Filing a Claim and Fund Involvement

When a formal Workers’ Compensation claim is submitted to the Division of Workers’ Compensation, and the employer is identified as uninsured, the injured worker or their attorney can file a motion to involve the Uninsured Employers Fund. If an award is granted for temporary disability benefits and/or medical expenses, the Uninsured Employers Fund is responsible for disbursing the mentioned benefits in accordance with the Judge’s Order.

Fund Operations and Liens

Prior to any disbursements from the Fund, liens equivalent to the potential payments are recorded against the employer in the Superior Court. Although the Fund doesn’t cover permanent disability benefits, any such awarded benefits, if unpaid by the employer, are also docketed on behalf of the injured worker. Furthermore, employers face penalties of up to $6,000 for unpaid awards, with this amount being docketed against them in the Superior Court.

Insurance Compliance and Penalties

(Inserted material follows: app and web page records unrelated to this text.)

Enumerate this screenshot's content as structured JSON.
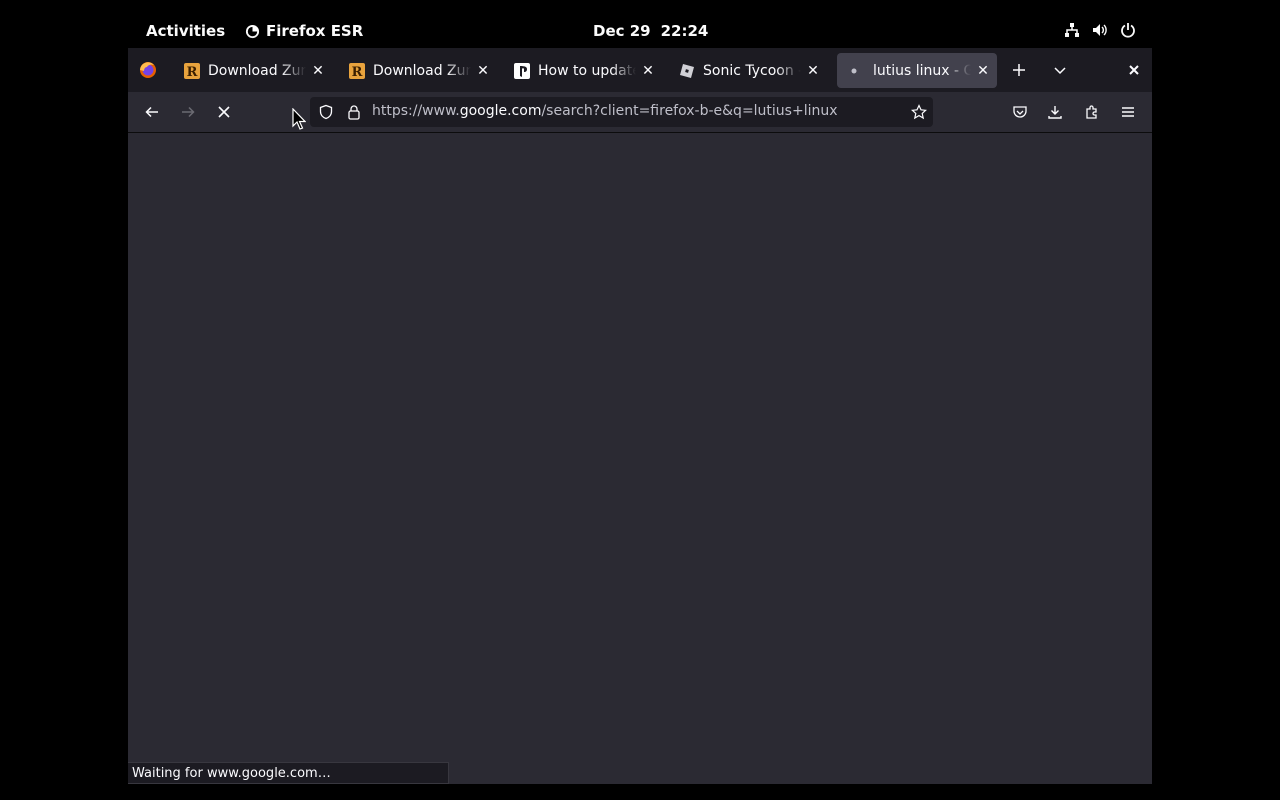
{
  "topbar": {
    "activities": "Activities",
    "app_name": "Firefox ESR",
    "date": "Dec 29",
    "time": "22:24",
    "tray_icons": [
      "network-icon",
      "volume-icon",
      "power-icon"
    ]
  },
  "browser": {
    "tabs": [
      {
        "title": "Download Zuma",
        "favicon": "rutracker-icon",
        "selected": false
      },
      {
        "title": "Download Zuma",
        "favicon": "rutracker-icon",
        "selected": false
      },
      {
        "title": "How to update P",
        "favicon": "playstation-icon",
        "selected": false
      },
      {
        "title": "Sonic Tycoon - R",
        "favicon": "roblox-icon",
        "selected": false
      },
      {
        "title": "lutius linux - Goo",
        "favicon": "loading-dot-icon",
        "selected": true
      }
    ],
    "url_prefix": "https://www.",
    "url_domain": "google.com",
    "url_rest": "/search?client=firefox-b-e&q=lutius+linux",
    "status_text": "Waiting for www.google.com…"
  },
  "colors": {
    "chrome_dark": "#1c1b22",
    "chrome": "#2b2a33",
    "selected_tab": "#42414d",
    "accent": "#fbfbfe"
  }
}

Failure to provide mandated insurance is considered a disorderly persons offense and, if deemed willful, a fourth-degree crime. Additionally, penalties are imposed, amounting to up to $5,000 for the initial ten days and a similar amount for each subsequent ten-day period. These penalties are recorded as liens against the employer in the Superior Court, and efforts are undertaken to collect them by seizing the employer’s property.

Rate Setting and Self-Insurance Status

The Compensation Rating & Inspection Bureau of the Department of Banking & Insurance manages rate-setting matters for workers’ compensation. They can be contacted at (973) 622-6014 or through their website www.njcrib.com. The decision on self-insurance status approval lies with the Department of Banking & Insurance. Approval typically hinges on the entity’s ability to demonstrate adequate assets to cover potential claims for work-related injuries, as outlined in NJSA 34:15-77 of the NJ Workers’ Compensation Statute. For more information, contact the Department of Banking & Insurance at (609) 292-5350 ext. 50099.